would make the turn toward the finish line? No. X-rays were carried out three times daily and this detected the next set back. After another ultrasound scan it was verified she had another build up of fluid, but this time on her right lung. So another lung drain in which meant 2 pots on the floor either side of her bed. She looked far from well but we were told we were heading up to ward 32 that evening. On moving Amelia all her wound sites and nose started to bleed, what next??
Amelia was put in a high dependency room, 2 lung drains intact, an IV line still in her groin, a line of heparin into her left hand and still taking oramorph to relieve her pain.

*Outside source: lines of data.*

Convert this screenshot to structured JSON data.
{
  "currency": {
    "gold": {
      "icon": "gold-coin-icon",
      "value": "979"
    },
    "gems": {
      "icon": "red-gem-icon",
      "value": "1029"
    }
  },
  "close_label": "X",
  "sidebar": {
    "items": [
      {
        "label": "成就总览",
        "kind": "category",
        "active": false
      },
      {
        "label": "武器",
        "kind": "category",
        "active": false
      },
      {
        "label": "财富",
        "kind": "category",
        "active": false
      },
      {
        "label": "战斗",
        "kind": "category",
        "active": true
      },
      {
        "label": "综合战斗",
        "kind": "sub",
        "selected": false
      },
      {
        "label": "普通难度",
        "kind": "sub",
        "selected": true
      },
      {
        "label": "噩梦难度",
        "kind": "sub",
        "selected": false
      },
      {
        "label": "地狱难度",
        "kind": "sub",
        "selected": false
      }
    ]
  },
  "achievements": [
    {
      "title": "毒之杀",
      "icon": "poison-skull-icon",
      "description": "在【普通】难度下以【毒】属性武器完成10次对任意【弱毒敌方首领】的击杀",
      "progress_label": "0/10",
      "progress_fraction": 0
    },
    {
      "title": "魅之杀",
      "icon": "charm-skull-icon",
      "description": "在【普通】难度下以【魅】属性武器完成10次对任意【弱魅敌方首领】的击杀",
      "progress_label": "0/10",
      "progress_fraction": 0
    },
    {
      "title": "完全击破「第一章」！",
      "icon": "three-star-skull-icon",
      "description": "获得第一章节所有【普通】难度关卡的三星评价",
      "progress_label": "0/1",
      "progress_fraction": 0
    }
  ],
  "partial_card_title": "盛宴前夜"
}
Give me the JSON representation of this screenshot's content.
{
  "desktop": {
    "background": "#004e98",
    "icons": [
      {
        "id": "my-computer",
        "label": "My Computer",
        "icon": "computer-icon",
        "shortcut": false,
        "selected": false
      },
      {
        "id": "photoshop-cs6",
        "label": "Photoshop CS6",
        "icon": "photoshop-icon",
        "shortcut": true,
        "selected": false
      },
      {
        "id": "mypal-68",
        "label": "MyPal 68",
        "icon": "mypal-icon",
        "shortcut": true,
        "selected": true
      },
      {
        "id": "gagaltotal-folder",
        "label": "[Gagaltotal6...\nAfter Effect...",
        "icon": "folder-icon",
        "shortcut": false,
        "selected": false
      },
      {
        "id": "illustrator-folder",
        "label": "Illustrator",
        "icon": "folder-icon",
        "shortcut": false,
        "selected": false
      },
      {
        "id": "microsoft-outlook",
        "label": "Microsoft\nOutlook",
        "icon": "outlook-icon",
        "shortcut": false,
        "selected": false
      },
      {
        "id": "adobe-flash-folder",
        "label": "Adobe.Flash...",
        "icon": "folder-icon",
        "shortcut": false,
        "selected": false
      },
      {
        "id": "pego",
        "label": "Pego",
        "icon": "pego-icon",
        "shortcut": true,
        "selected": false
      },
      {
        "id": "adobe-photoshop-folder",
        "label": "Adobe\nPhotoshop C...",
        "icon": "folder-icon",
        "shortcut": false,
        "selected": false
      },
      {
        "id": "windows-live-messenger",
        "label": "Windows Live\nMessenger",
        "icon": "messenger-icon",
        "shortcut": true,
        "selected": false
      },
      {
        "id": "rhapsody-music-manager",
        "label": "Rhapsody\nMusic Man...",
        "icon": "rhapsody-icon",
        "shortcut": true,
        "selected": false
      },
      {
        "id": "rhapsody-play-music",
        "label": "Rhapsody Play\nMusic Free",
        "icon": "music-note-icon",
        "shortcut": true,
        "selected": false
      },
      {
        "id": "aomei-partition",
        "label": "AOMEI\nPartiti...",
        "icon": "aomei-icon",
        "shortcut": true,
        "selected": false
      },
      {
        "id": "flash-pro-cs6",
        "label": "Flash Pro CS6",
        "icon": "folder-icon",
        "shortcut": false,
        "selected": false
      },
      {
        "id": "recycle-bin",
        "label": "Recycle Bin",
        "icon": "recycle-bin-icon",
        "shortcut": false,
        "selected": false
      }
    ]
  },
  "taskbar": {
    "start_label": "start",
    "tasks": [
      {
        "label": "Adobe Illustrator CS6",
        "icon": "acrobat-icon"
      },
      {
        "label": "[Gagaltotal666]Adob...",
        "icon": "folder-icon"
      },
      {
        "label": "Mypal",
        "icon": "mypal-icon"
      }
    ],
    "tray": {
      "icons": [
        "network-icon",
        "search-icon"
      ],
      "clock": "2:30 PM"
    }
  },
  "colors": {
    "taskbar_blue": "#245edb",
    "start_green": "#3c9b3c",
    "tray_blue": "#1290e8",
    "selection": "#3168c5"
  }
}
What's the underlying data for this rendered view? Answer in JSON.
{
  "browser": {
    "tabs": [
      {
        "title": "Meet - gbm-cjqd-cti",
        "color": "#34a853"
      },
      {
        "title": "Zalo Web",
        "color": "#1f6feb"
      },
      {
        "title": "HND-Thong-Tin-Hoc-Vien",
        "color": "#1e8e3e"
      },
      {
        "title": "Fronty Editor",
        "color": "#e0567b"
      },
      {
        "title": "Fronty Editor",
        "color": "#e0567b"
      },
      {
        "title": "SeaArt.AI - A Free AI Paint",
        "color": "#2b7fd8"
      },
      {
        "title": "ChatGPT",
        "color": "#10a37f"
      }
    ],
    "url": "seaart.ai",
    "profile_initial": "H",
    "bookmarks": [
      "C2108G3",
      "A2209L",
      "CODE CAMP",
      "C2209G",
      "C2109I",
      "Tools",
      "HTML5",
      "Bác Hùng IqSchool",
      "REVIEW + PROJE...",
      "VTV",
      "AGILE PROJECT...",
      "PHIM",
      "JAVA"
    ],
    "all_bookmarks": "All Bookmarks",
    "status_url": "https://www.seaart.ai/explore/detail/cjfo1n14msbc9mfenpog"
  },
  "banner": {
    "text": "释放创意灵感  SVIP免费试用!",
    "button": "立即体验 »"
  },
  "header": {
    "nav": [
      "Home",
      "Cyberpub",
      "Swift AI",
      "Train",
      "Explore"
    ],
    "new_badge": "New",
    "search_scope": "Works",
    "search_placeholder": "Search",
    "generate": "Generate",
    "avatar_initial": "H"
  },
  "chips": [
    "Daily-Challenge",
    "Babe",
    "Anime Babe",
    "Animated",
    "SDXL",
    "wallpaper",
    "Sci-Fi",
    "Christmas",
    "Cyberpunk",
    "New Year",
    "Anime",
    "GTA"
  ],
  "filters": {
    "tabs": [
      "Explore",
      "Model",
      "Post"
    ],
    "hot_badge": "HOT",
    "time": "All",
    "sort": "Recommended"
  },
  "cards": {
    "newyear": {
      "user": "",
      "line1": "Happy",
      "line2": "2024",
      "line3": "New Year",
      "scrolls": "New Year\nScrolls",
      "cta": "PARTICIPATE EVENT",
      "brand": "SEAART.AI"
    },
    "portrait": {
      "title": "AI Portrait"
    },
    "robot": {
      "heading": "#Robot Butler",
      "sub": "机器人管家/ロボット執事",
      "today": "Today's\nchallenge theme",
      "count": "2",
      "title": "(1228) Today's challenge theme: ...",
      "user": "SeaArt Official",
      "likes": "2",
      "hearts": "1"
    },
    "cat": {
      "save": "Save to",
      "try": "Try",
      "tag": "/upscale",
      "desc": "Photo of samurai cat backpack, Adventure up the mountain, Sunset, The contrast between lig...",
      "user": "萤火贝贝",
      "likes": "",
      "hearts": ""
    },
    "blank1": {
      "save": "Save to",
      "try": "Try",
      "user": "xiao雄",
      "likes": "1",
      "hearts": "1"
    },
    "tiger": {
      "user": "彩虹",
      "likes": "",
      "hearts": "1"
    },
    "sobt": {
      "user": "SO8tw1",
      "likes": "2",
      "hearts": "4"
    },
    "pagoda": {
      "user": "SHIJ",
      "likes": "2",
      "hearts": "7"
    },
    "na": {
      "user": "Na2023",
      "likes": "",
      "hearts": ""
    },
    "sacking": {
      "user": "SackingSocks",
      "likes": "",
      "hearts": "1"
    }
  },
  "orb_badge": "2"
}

We took alternate shifts to sleep with Amelia in her room. Her lung drains were still in but her catheter had been removed, trying to get her on a bed pan in the middle of the night was such hard work, trying to lift her carefully whilst keeping her drains out of the way, the bed always got wet. The following days seemed to merge into one, Amelia was so frail and weak. The IV line from Amelia’s groin was removed as they felt it wasn’t needed any more. The following day they needed to test her blood so we had to hold her firmly on the bed, crying her eyes out while the nurses drew blood from the inside of her arm. They did the same the following day.
Amelia was starting to improve, although very slowly. Paul managed to walk her to the toilet one morning with the aid of one of the nurses, carrying her lung drains and her heparin drip on a mobile stand. It was only a 10 yard walk for us but must have felt like 100 yards to Amelia, our brave little warrior did so well after being lead in bed for so long. The return journey was too much for her, the pain was too much to bear, especially with her lung drains pulling on her sides. These were removed on day 9 or 10 I think, nothing was too clear, following a trip to x-ray in a wheelchair. The heparin line from her hand was also taken out. Over the next couple of days we tried walking to the toilet a few more times, it was such a relief not to have to try and put her on the bed pan and so much easier for Amelia with all of the tubes and lines taken out. She was taken off her antibiotics and her nose tube was removed too. The only thing she was taking now was calpol as pain relief, diuretics to help remove any more excess fluid remaining in her body and of course the one thing she can’t do without, warfarin.
The pain and screams that we saw Amelia endure was something we will never forget. On the last day in Ward 32, we were told that maybe Amelia would be better off recovering at home but had to go through a series of tests. Her x-ray came back ok, her heart rhythm, she was put on a 24 hours monitor; she was still grey and barley walking. The echo…well as soon as I saw the Dr’s face I knew we weren’t going home. Amelia had a pocket of fluid around her heart. One Dr said I am afraid you won’t be going home until Monday at least. On that being said Amelia broke down and sobbed and sobbed and wouldn’t stop. This day we went home Dr Allison made the decision to let us go home only to return on the Monday for another echo.